There are plenty of holes in this plan. Giant ones. While erasing the Observers from history ensures that they won’t ever take over the planet, the plan also creates a troubling paradox: no Observers means no Donald or Michael, which means no plan. And even more troubling are the plan’s consequences for the Bishops. Fans will remember that Donald saved Peter from drowning when he was a boy. If the Observers are erased from history, it stands to reason that Peter would die as a boy because Donald won’t be around to save him. Olivia, who seemed overwhelmed here at the thought of resetting the timeline and getting to be with Etta again, seemed to be missing the larger picture: if the plan works, there would be no Etta, because there would be no Peter.
Please, somebody get me Doc Brown’s chalkboard.
Even though I’m pointing out these potential problems here, they don’t really bother me all that much. Like I wrote previously, I have faith that the end will deliver on an emotional level. With the plan to defeat the Observers hinging on a literal show of emotion, and Donald revealing that Walter must sacrifice himself to save the world, it’s clear that Fringe, like many other great sci-fi shows before it, will go out with a whole lotta heart, and that’s something I’m excited about. If the finale comes close to delivering the emotional highs and unforgettable, delightful surprises the show has offered in the past, then it will have succeeded for me.
Next week’s finale promises two hours of mind-frakkin’ fun. This episode offered a thrilling glimpse of the far future, with Windmark traveling to 2609, which probably means we’ll get to see more future time traveling before the end. Exciting! Here’s another thing to look forward to: the Observers are starting to feel real human emotion. This episode made it pretty clear that the bald boys are starting to feel things like obsession and anger, perhaps as a side effect of living in the human-inhabited era for so long. In 2609, while requesting permission to go back in time and eradicate Fringe Division for good, Windmark admitted to being consumed by obsessive thoughts about destroying our heroes. I loved this development, but I loved watching an Observer unwittingly tapping his toe to the sound of Donald’s jazz record even more.
With Windmark’s request denied, and his obsession with killing Fringe Division consuming him, it’s likely we’ll see a tense and destructive showdown between him and our heroes next week. This episode ended with the Observers apprehending Michael, which means we’ll either be treated to a suspenseful rescue mission or maybe a few wild scenes of Walter coming up with a risky alternate plan to save the world.
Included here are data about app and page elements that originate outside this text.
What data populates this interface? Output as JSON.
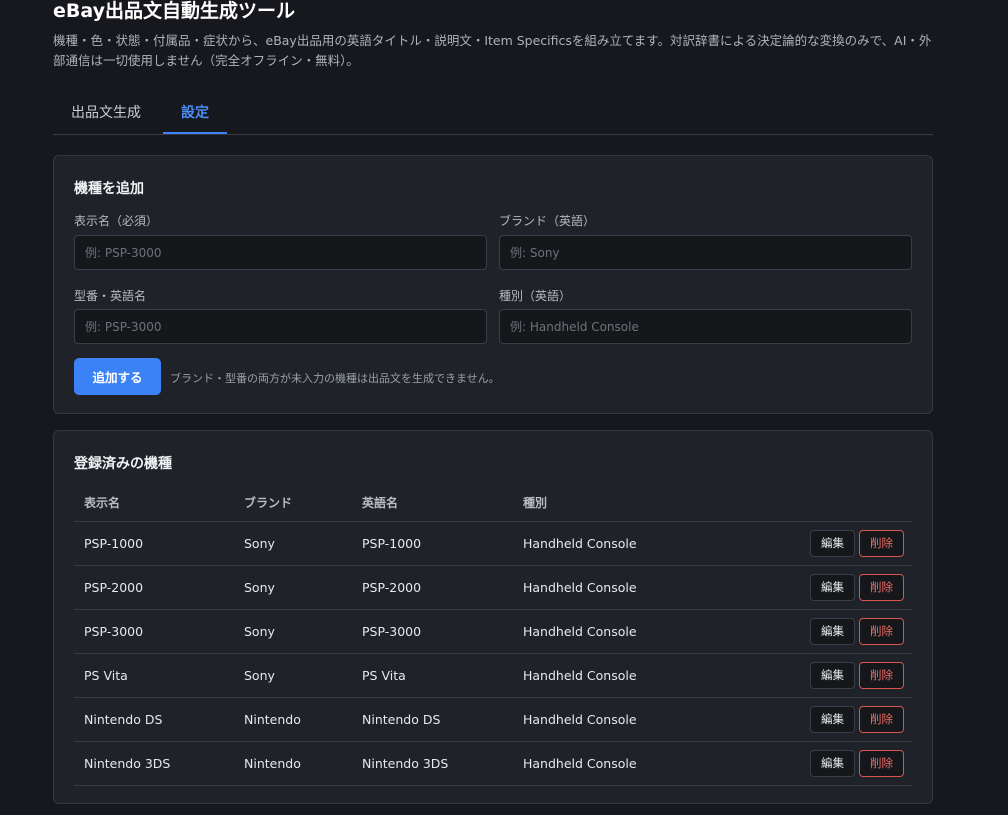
{
  "app": {
    "title": "eBay出品文自動生成ツール",
    "description": "機種・色・状態・付属品・症状から、eBay出品用の英語タイトル・説明文・Item Specificsを組み立てます。対訳辞書による決定論的な変換のみで、AI・外部通信は一切使用しません（完全オフライン・無料）。"
  },
  "tabs": [
    {
      "label": "出品文生成",
      "active": false
    },
    {
      "label": "設定",
      "active": true
    }
  ],
  "add_form": {
    "title": "機種を追加",
    "display_name": {
      "label": "表示名（必須）",
      "placeholder": "例: PSP-3000",
      "value": ""
    },
    "brand": {
      "label": "ブランド（英語）",
      "placeholder": "例: Sony",
      "value": ""
    },
    "model": {
      "label": "型番・英語名",
      "placeholder": "例: PSP-3000",
      "value": ""
    },
    "type": {
      "label": "種別（英語）",
      "placeholder": "例: Handheld Console",
      "value": ""
    },
    "submit_label": "追加する",
    "hint": "ブランド・型番の両方が未入力の機種は出品文を生成できません。"
  },
  "registered": {
    "title": "登録済みの機種",
    "columns": [
      "表示名",
      "ブランド",
      "英語名",
      "種別"
    ],
    "edit_label": "編集",
    "delete_label": "削除",
    "rows": [
      {
        "display": "PSP-1000",
        "brand": "Sony",
        "english": "PSP-1000",
        "type": "Handheld Console"
      },
      {
        "display": "PSP-2000",
        "brand": "Sony",
        "english": "PSP-2000",
        "type": "Handheld Console"
      },
      {
        "display": "PSP-3000",
        "brand": "Sony",
        "english": "PSP-3000",
        "type": "Handheld Console"
      },
      {
        "display": "PS Vita",
        "brand": "Sony",
        "english": "PS Vita",
        "type": "Handheld Console"
      },
      {
        "display": "Nintendo DS",
        "brand": "Nintendo",
        "english": "Nintendo DS",
        "type": "Handheld Console"
      },
      {
        "display": "Nintendo 3DS",
        "brand": "Nintendo",
        "english": "Nintendo 3DS",
        "type": "Handheld Console"
      }
    ]
  },
  "colors": {
    "accent": "#3b82f6",
    "danger": "#f06c67",
    "background": "#16181d",
    "card": "#1f2228"
  }
}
There’s no telling exactly how it’s all going to end, but I’m sure of one thing: Saying goodbye to Fringe isn’t going to be easy. Over the past several seasons, the show has opened doors to new worlds and countless new story possibilities, not to mention poignant themes and compelling examinations of the human race’s relationship with science and technology. I’ll be sad to see those doors closed when Fringe Division solves its final case next Friday.
A few brief thoughts:
- Walter’s memories from the previous timeline have been restored. I don’t know about you, but I love this. I’m glad that this version of Walter is also essentially the Walter we met in the season premiere. And, again, the show did a great job of playing this revelation out with the Walter-Peter scene here.
- I love how Donald seems to have embraced life as a human. He’s got hair, stubble, a cool record collection, and he reads the Bible.
- What did you think of the White Tulip reference? I appreciated it, but I thought it could have been worked in a little more organically. I’ll just chalk that up to the rushed nature of this final season.